# WHAT THE EXERCISE ASKS
The records follow. Filter them to the lines that hold "title".
----------
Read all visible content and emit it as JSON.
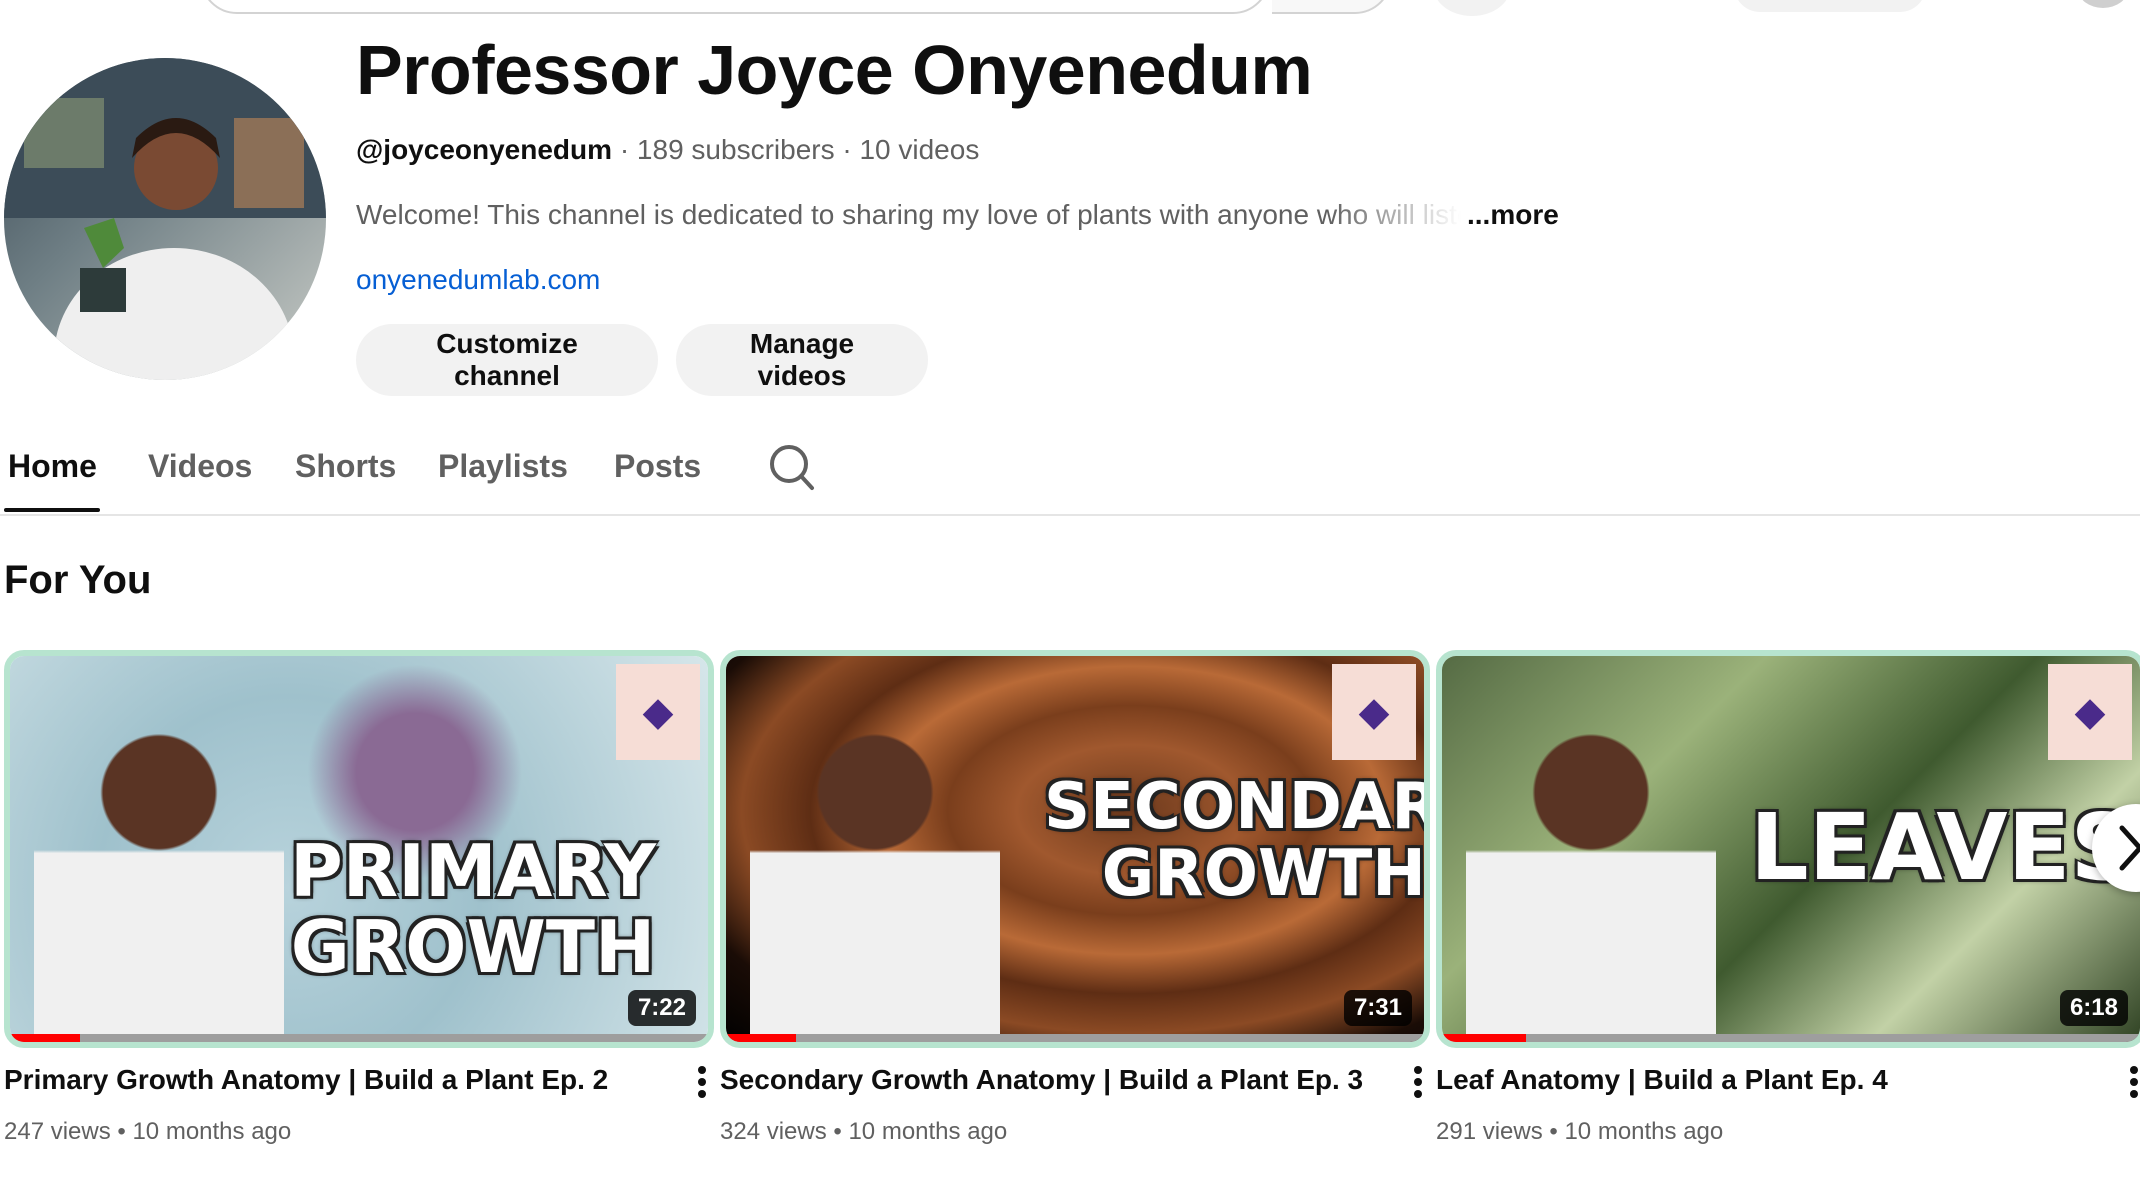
{
  "channel": {
    "name": "Professor Joyce Onyenedum",
    "handle": "@joyceonyenedum",
    "stats": " · 189 subscribers · 10 videos",
    "description": "Welcome! This channel is dedicated to sharing my love of plants with anyone who will listen",
    "more_label": "...more",
    "link": "onyenedumlab.com",
    "customize_label": "Customize channel",
    "manage_label": "Manage videos"
  },
  "tabs": [
    {
      "label": "Home",
      "active": true
    },
    {
      "label": "Videos"
    },
    {
      "label": "Shorts"
    },
    {
      "label": "Playlists"
    },
    {
      "label": "Posts"
    }
  ],
  "section": {
    "title": "For You"
  },
  "videos": [
    {
      "title": "Primary Growth Anatomy | Build a Plant Ep. 2",
      "thumb_line1": "PRIMARY",
      "thumb_line2": "GROWTH",
      "duration": "7:22",
      "meta": "247 views • 10 months ago",
      "progress": 0.1
    },
    {
      "title": "Secondary Growth Anatomy | Build a Plant Ep. 3",
      "thumb_line1": "SECONDARY",
      "thumb_line2": "GROWTH",
      "duration": "7:31",
      "meta": "324 views • 10 months ago",
      "progress": 0.1
    },
    {
      "title": "Leaf Anatomy | Build a Plant Ep. 4",
      "thumb_line1": "LEAVES",
      "thumb_line2": "",
      "duration": "6:18",
      "meta": "291 views • 10 months ago",
      "progress": 0.12
    }
  ],
  "colors": {
    "link": "#065fd4",
    "progress": "#ff0000",
    "thumb_border": "#b7e4cf"
  },
  "icons": [
    "search-icon",
    "more-vert-icon",
    "chevron-right-icon"
  ]
}
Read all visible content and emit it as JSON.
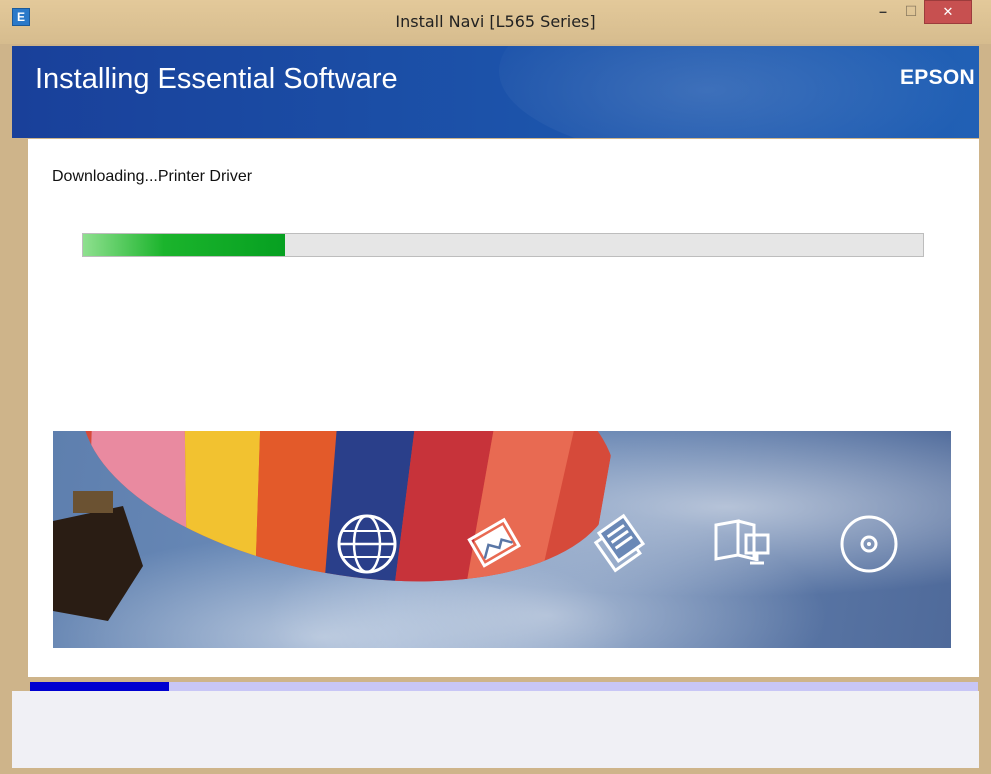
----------
# ANSWER SPACE
    "title": "For You"
      "title": "Primary Growth Anatomy | Build a Plant Ep. 2",
      "title": "Secondary Growth Anatomy | Build a Plant Ep. 3",
      "title": "Leaf Anatomy | Build a Plant Ep. 4",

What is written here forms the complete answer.